Private vendors dominate mortgage market

Business News of Wednesday, 4 February 2015

Source: B&FT

Royals Estates .jpeg

Home buyers are turning more to individual sellers than real estate companies, and industry players suspect this to be the result of delivery delays as well as poor quality of work by developers.

Major mortgage provider Ghana Home Loans said for the fourth year running it has done more business with private vendors than real estate developers, in spite of the more rigorous process it takes private vendors through.

Kojo Addo-Kufour, Chief Operating Officer of Ghana Home Loans, told a room-full of developers at a seminar in Accra they may have to pay more attention to the quality of their work, the delivery time as well as step-up their marketing campaigns.

“Some people think that — and I don’t think there is any evidence at all to back it — when they buy from a private vendor the element of surprise is much lower, because what you see is what you get. We’ve seen this for the fourth year running. It is a demand-driven thing; people just want properties they see; it is not like they have to wait for you to build. It is there, they check it out, and when they write the cheque they know they are moving in the next day. So if I have to hazard a guess, I would say it is delivery time and quality,” he said.

“It didn’t use to be like this. In the years 2006, 2007, 2008, and even 2009, developers were a more substantial part of our disbursement portfolio than private transactions. If you knew the stress we put private transactions through you would appreciate what this means, because chances are we will say ‘no’.

We don’t know who the vendor is, we don’t like the location; we are not sure about the title. So for them to go through and emerge as number-one, it shows the significance of that segment,” Addo-Kufour said.

One of the developers felt, however, that the trend may not be a worrying one since a “secondary market” seems to be emerging, wherein home-owners sell and move on to bigger homes when their families expand.

In response, Kojo Addo-Kufuor said: “It is the case that people buy maybe a one-bedroom house and when they have a family they sell and move on. I am not sure at this stage that is what we are seeing. We are not quite there yet. What we are seeing here is a case of somebody decides they want to buy a house; they can either go to a developer or buy from their landlord or someone who has an uncompleted house down the road; and they choose to buy it over that of the developer. The observation here is that people feel more comfortable, from the evidence, buying that one than joining a developer’s queue and waiting for the house to be delivered”.

Sammy Amegayibor, an official of the Ghana Real Estate Developers Association (GREDA) told the developers that, “We have to do our homework well. So many of our potential clients have questions about our products and if we don’t change they will continue to purchase from the private vendor”.

One developer, he said, sold a three-bedroom house to a client who later became aggrieved over poor quality of work and reported the matter to GREDA.

“The total number of defects we found on the house was 110. If you sold only a three-bedroom house, not a block of flats, and there are 110 defects, it tells you that we are not doing enough,” he said.
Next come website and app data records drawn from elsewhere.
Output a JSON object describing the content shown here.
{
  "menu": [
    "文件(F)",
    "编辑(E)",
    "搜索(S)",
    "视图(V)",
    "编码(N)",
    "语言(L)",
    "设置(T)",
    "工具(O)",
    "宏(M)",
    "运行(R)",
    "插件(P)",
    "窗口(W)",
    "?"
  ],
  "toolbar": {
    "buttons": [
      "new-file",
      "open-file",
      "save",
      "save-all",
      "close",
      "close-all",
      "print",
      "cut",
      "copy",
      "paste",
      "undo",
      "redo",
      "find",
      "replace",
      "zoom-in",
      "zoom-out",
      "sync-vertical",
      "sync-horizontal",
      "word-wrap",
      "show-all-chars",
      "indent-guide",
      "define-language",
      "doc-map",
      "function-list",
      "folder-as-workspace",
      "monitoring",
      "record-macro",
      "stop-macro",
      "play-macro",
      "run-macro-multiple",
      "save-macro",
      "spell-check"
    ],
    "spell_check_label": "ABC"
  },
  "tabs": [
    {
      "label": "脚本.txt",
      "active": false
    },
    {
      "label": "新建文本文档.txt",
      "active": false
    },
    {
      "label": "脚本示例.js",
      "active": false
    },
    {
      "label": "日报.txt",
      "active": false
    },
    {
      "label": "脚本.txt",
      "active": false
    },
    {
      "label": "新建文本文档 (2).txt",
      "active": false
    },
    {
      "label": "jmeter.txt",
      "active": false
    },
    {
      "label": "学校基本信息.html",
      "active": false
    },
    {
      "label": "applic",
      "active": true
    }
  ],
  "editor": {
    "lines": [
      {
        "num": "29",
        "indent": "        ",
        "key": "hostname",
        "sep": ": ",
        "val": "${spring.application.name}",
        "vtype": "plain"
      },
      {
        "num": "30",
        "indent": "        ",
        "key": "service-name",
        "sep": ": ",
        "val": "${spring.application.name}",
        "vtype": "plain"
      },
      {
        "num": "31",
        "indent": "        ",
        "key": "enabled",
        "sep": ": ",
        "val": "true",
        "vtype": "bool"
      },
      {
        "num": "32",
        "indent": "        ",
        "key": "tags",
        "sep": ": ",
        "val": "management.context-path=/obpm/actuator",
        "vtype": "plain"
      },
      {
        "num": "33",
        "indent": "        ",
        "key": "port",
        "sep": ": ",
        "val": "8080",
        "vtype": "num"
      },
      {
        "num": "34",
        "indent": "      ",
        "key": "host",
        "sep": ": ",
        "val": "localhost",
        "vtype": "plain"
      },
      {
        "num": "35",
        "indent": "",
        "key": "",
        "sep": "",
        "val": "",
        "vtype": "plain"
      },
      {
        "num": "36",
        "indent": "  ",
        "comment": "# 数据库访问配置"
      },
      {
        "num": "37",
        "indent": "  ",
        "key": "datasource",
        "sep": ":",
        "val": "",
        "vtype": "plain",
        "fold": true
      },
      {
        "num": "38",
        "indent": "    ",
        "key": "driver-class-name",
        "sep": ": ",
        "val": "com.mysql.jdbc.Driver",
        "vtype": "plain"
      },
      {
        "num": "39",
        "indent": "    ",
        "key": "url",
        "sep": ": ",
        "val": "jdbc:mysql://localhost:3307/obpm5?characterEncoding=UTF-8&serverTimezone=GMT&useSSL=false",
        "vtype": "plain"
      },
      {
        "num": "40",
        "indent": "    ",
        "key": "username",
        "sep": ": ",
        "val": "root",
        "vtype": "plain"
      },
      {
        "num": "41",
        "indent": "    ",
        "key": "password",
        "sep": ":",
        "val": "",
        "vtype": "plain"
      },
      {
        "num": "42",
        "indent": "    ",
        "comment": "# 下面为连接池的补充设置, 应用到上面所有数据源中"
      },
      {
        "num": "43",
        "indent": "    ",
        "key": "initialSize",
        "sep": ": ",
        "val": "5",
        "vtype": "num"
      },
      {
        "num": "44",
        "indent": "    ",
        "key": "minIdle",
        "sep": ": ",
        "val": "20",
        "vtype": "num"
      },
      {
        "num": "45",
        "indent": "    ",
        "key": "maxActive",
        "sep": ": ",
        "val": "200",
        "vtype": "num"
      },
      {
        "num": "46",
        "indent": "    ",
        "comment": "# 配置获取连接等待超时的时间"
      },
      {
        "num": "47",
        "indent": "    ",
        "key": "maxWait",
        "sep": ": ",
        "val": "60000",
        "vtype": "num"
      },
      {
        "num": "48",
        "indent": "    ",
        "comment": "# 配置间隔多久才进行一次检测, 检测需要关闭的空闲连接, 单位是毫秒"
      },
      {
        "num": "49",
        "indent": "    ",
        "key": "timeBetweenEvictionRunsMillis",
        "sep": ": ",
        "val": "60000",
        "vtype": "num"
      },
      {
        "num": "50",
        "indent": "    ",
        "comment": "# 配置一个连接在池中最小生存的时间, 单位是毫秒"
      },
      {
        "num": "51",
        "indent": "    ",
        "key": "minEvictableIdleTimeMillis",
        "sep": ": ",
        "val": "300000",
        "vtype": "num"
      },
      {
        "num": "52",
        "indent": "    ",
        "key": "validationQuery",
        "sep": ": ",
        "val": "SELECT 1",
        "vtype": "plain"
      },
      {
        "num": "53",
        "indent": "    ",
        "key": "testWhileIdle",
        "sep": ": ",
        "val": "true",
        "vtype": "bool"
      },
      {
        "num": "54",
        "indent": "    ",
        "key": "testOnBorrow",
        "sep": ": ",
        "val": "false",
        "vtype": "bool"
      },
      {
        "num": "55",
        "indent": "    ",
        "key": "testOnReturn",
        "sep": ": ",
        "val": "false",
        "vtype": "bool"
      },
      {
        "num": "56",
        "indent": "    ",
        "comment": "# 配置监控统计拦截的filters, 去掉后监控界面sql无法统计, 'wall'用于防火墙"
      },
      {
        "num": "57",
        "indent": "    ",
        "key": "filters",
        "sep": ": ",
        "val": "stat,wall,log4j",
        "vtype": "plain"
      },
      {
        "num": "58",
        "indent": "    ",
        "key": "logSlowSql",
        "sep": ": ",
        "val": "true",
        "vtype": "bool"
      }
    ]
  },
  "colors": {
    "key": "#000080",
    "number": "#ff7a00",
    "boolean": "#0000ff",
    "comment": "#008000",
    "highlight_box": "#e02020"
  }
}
Research by Habitat for Humanity, a not-for-profit home builder, indicates that Ghana does between 40,000 to 45000 housing units per year, out of which only three percent is provided by established real estate developers.

The real estate industry has, however, seen a lot of growth in recent years, and the prospects for the industry, according to Ghana Home Loans, is great.